WHAT YOU WILL DO –
The answer must consist of every line below containing "this".

═════ RECORD EXTRACTS ═════

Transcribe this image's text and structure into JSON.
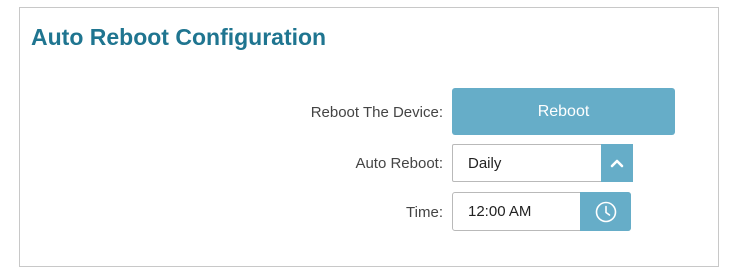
{
  "section": {
    "title": "Auto Reboot Configuration"
  },
  "reboot_device": {
    "label": "Reboot The Device:",
    "button_label": "Reboot"
  },
  "auto_reboot": {
    "label": "Auto Reboot:",
    "selected_value": "Daily",
    "arrow_icon": "chevron-up-icon"
  },
  "time": {
    "label": "Time:",
    "value": "12:00 AM",
    "icon": "clock-icon"
  },
  "colors": {
    "title": "#1f7590",
    "accent": "#66adc8",
    "label_text": "#444444",
    "border": "#b9b9b9"
  }
}
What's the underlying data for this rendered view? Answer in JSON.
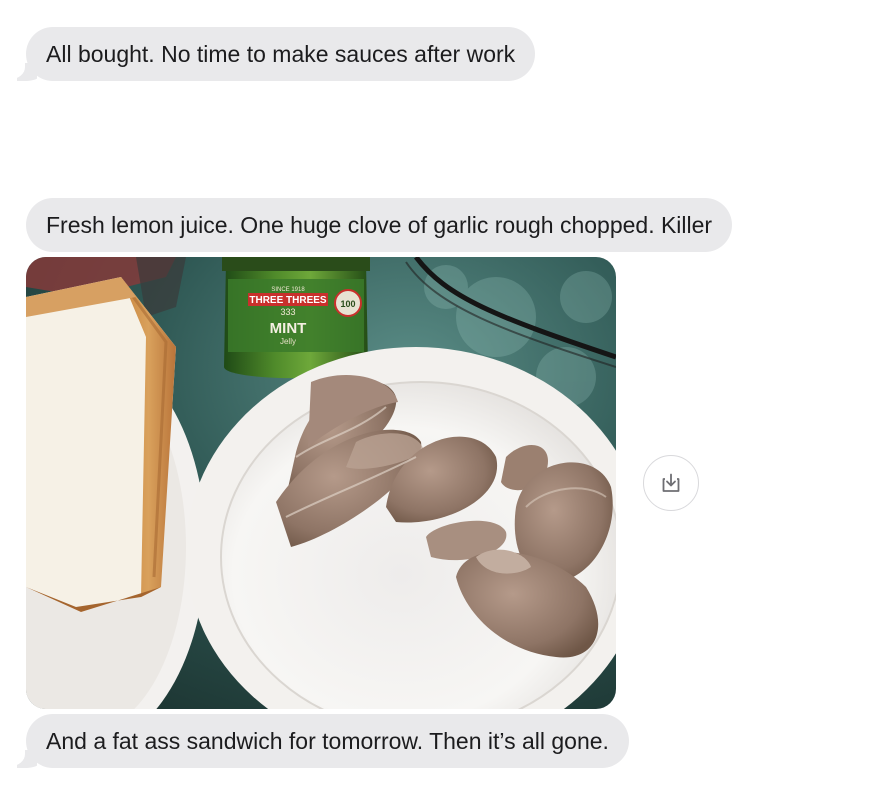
{
  "messages": [
    {
      "text": "All bought. No time to make sauces after work"
    },
    {
      "text": "Fresh lemon juice. One huge clove of garlic rough chopped. Killer"
    },
    {
      "text": "And a fat ass sandwich for tomorrow. Then it’s all gone."
    }
  ],
  "photo": {
    "jar_label_brand": "THREE THREES",
    "jar_label_since": "SINCE 1918",
    "jar_label_product": "MINT",
    "jar_label_type": "Jelly",
    "jar_badge": "100",
    "jar_logo": "333"
  },
  "colors": {
    "bubble_bg": "#e9e9eb",
    "bubble_text": "#1c1c1e",
    "background": "#ffffff"
  },
  "icons": {
    "save": "save-to-downloads-icon"
  }
}
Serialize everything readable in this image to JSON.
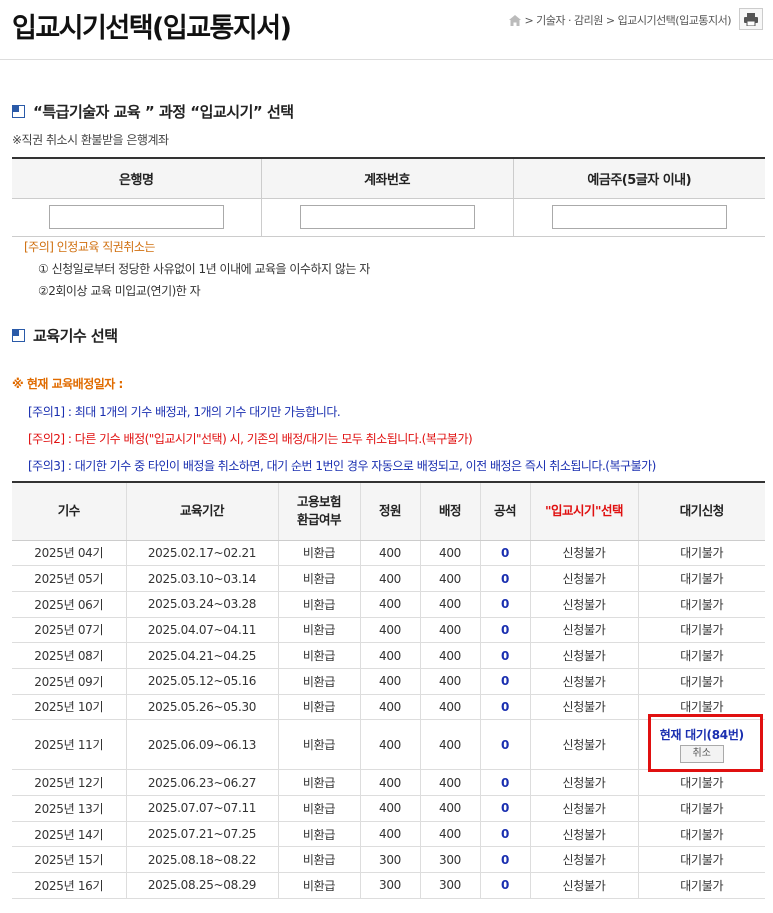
{
  "page": {
    "title": "입교시기선택(입교통지서)",
    "breadcrumb": "> 기술자 · 감리원 > 입교시기선택(입교통지서)"
  },
  "section1": {
    "title": "“특급기술자 교육 ” 과정 “입교시기” 선택",
    "note": "※직권 취소시 환불받을 은행계좌",
    "headers": [
      "은행명",
      "계좌번호",
      "예금주(5글자 이내)"
    ],
    "inputs": [
      {
        "value": "",
        "placeholder": ""
      },
      {
        "value": "",
        "placeholder": ""
      },
      {
        "value": "",
        "placeholder": ""
      }
    ],
    "caution_title": "[주의] 인정교육 직권취소는",
    "caution_items": [
      "① 신청일로부터 정당한 사유없이 1년 이내에 교육을 이수하지 않는 자",
      "②2회이상 교육 미입교(연기)한 자"
    ]
  },
  "section2": {
    "title": "교육기수 선택",
    "current_note": "※ 현재 교육배정일자 :",
    "notice1": "[주의1] : 최대 1개의 기수 배정과, 1개의 기수 대기만 가능합니다.",
    "notice2": "[주의2] : 다른 기수 배정(\"입교시기\"선택) 시, 기존의 배정/대기는 모두 취소됩니다.(복구불가)",
    "notice3": "[주의3] : 대기한 기수 중 타인이 배정을 취소하면, 대기 순번 1번인 경우 자동으로 배정되고, 이전 배정은 즉시 취소됩니다.(복구불가)"
  },
  "table": {
    "headers": {
      "term": "기수",
      "period": "교육기간",
      "insurance_1": "고용보험",
      "insurance_2": "환급여부",
      "capacity": "정원",
      "assigned": "배정",
      "vacancy": "공석",
      "select": "\"입교시기\"선택",
      "waitlist": "대기신청"
    },
    "rows": [
      {
        "term": "2025년 04기",
        "period": "2025.02.17~02.21",
        "insurance": "비환급",
        "capacity": "400",
        "assigned": "400",
        "vacancy": "0",
        "select": "신청불가",
        "wait": "대기불가"
      },
      {
        "term": "2025년 05기",
        "period": "2025.03.10~03.14",
        "insurance": "비환급",
        "capacity": "400",
        "assigned": "400",
        "vacancy": "0",
        "select": "신청불가",
        "wait": "대기불가"
      },
      {
        "term": "2025년 06기",
        "period": "2025.03.24~03.28",
        "insurance": "비환급",
        "capacity": "400",
        "assigned": "400",
        "vacancy": "0",
        "select": "신청불가",
        "wait": "대기불가"
      },
      {
        "term": "2025년 07기",
        "period": "2025.04.07~04.11",
        "insurance": "비환급",
        "capacity": "400",
        "assigned": "400",
        "vacancy": "0",
        "select": "신청불가",
        "wait": "대기불가"
      },
      {
        "term": "2025년 08기",
        "period": "2025.04.21~04.25",
        "insurance": "비환급",
        "capacity": "400",
        "assigned": "400",
        "vacancy": "0",
        "select": "신청불가",
        "wait": "대기불가"
      },
      {
        "term": "2025년 09기",
        "period": "2025.05.12~05.16",
        "insurance": "비환급",
        "capacity": "400",
        "assigned": "400",
        "vacancy": "0",
        "select": "신청불가",
        "wait": "대기불가"
      },
      {
        "term": "2025년 10기",
        "period": "2025.05.26~05.30",
        "insurance": "비환급",
        "capacity": "400",
        "assigned": "400",
        "vacancy": "0",
        "select": "신청불가",
        "wait": "대기불가"
      },
      {
        "term": "2025년 11기",
        "period": "2025.06.09~06.13",
        "insurance": "비환급",
        "capacity": "400",
        "assigned": "400",
        "vacancy": "0",
        "select": "신청불가",
        "wait_current": "현재 대기(84번)",
        "wait_cancel": "취소"
      },
      {
        "term": "2025년 12기",
        "period": "2025.06.23~06.27",
        "insurance": "비환급",
        "capacity": "400",
        "assigned": "400",
        "vacancy": "0",
        "select": "신청불가",
        "wait": "대기불가"
      },
      {
        "term": "2025년 13기",
        "period": "2025.07.07~07.11",
        "insurance": "비환급",
        "capacity": "400",
        "assigned": "400",
        "vacancy": "0",
        "select": "신청불가",
        "wait": "대기불가"
      },
      {
        "term": "2025년 14기",
        "period": "2025.07.21~07.25",
        "insurance": "비환급",
        "capacity": "400",
        "assigned": "400",
        "vacancy": "0",
        "select": "신청불가",
        "wait": "대기불가"
      },
      {
        "term": "2025년 15기",
        "period": "2025.08.18~08.22",
        "insurance": "비환급",
        "capacity": "300",
        "assigned": "300",
        "vacancy": "0",
        "select": "신청불가",
        "wait": "대기불가"
      },
      {
        "term": "2025년 16기",
        "period": "2025.08.25~08.29",
        "insurance": "비환급",
        "capacity": "300",
        "assigned": "300",
        "vacancy": "0",
        "select": "신청불가",
        "wait": "대기불가"
      }
    ]
  },
  "colors": {
    "notice_blue": "#1a2fb0",
    "notice_red": "#e01010",
    "notice_orange": "#e06b00",
    "highlight_border": "#e01010"
  }
}
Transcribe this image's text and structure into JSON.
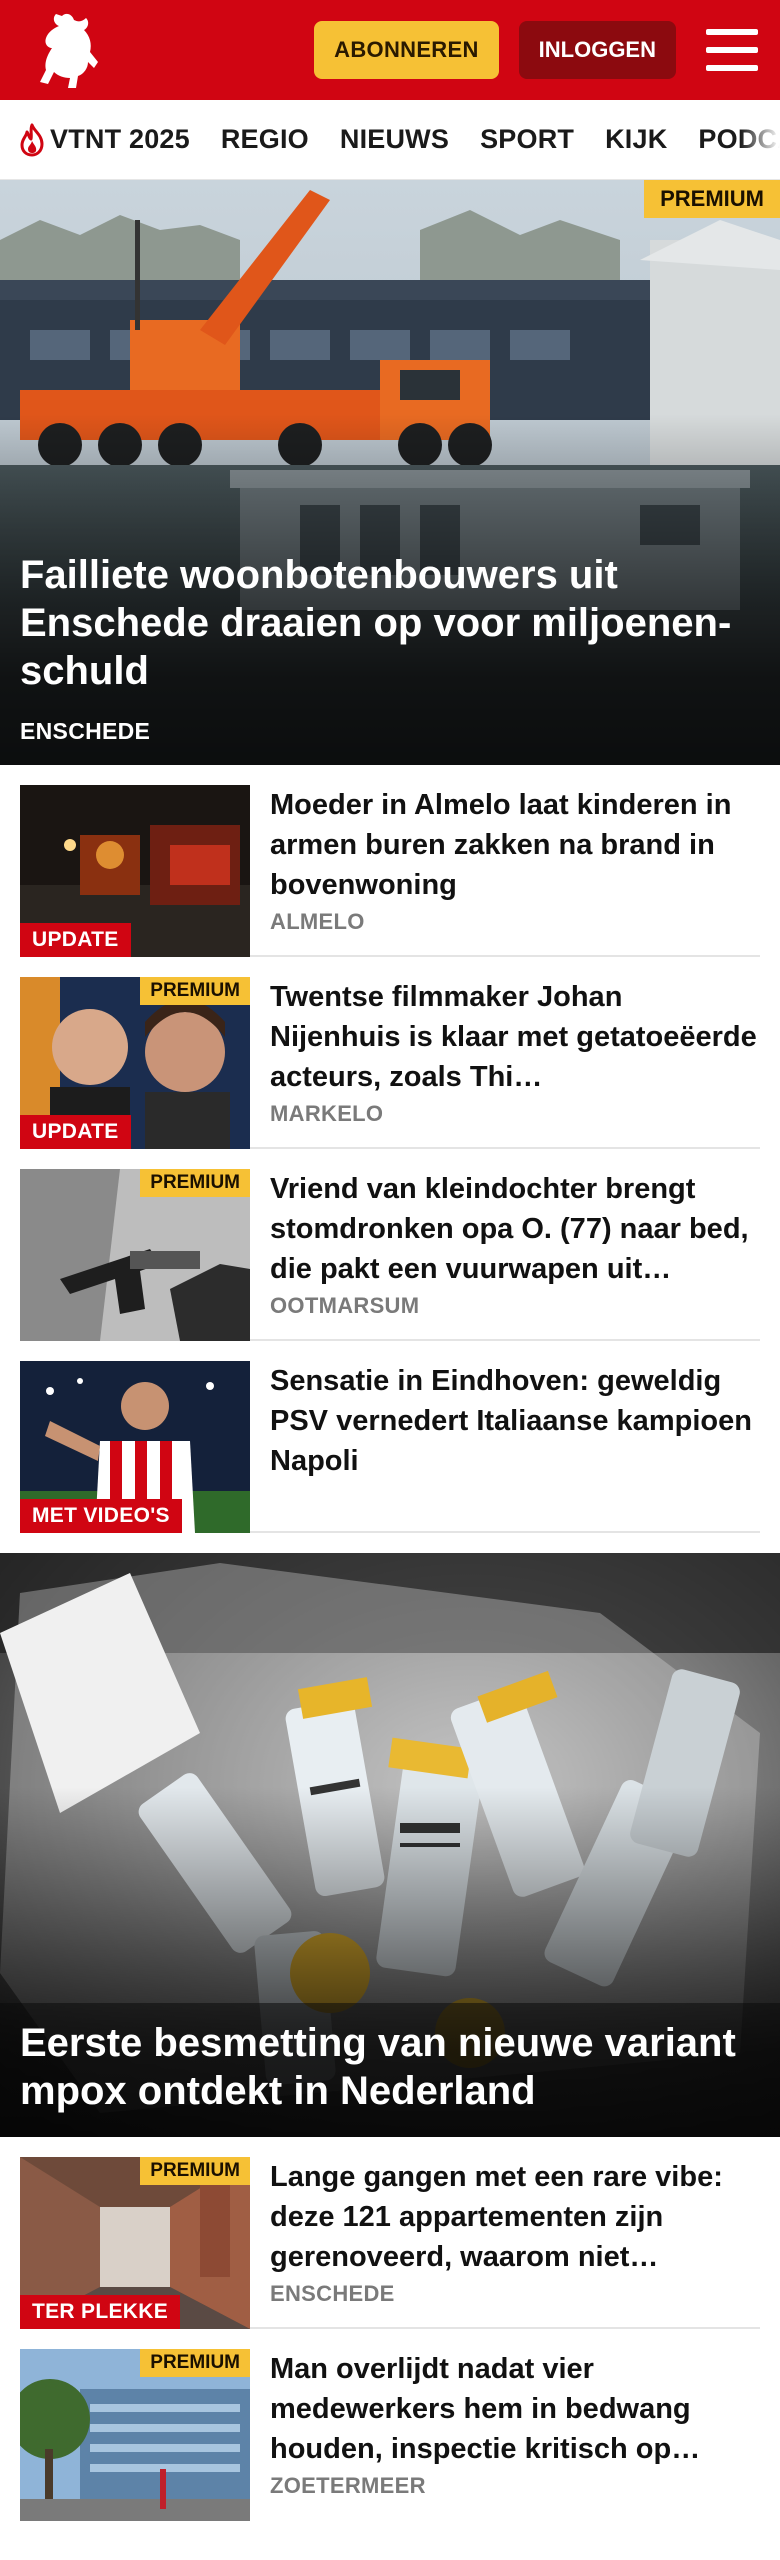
{
  "header": {
    "subscribe_label": "ABONNEREN",
    "login_label": "INLOGGEN",
    "brand_color": "#d00512"
  },
  "nav": {
    "items": [
      "VTNT 2025",
      "REGIO",
      "NIEUWS",
      "SPORT",
      "KIJK",
      "PODCAST"
    ]
  },
  "hero": {
    "badge": "PREMIUM",
    "title": "Failliete woonbotenbouwers uit Enschede draaien op voor miljoenen­schuld",
    "category": "ENSCHEDE"
  },
  "articles": [
    {
      "title": "Moeder in Almelo laat kinderen in armen buren zakken na brand in bovenwoning",
      "category": "ALMELO",
      "label": "UPDATE",
      "premium": ""
    },
    {
      "title": "Twentse filmmaker Johan Nijenhuis is klaar met getatoeëerde acteurs, zoals Thi…",
      "category": "MARKELO",
      "label": "UPDATE",
      "premium": "PREMIUM"
    },
    {
      "title": "Vriend van kleindochter brengt stomdronken opa O. (77) naar bed, die pakt een vuurwapen uit…",
      "category": "OOTMARSUM",
      "label": "",
      "premium": "PREMIUM"
    },
    {
      "title": "Sensatie in Eindhoven: geweldig PSV vernedert Italiaanse kampioen Napoli",
      "category": "",
      "label": "MET VIDEO'S",
      "premium": ""
    }
  ],
  "hero2": {
    "title": "Eerste besmetting van nieuwe variant mpox ontdekt in Nederland"
  },
  "articles2": [
    {
      "title": "Lange gangen met een rare vibe: deze 121 appartementen zijn gerenoveerd, waarom niet…",
      "category": "ENSCHEDE",
      "label": "TER PLEKKE",
      "premium": "PREMIUM"
    },
    {
      "title": "Man overlijdt nadat vier medewerkers hem in bedwang houden, inspectie kritisch op…",
      "category": "ZOETERMEER",
      "label": "",
      "premium": "PREMIUM"
    }
  ]
}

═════

EXERCISE RESULT –
Transcribe this image's text and structure into JSON.
What's the underlying data for this rendered view? Answer in JSON.
Serialize everything readable in this image to JSON.
Transcribe this image's text and structure into JSON.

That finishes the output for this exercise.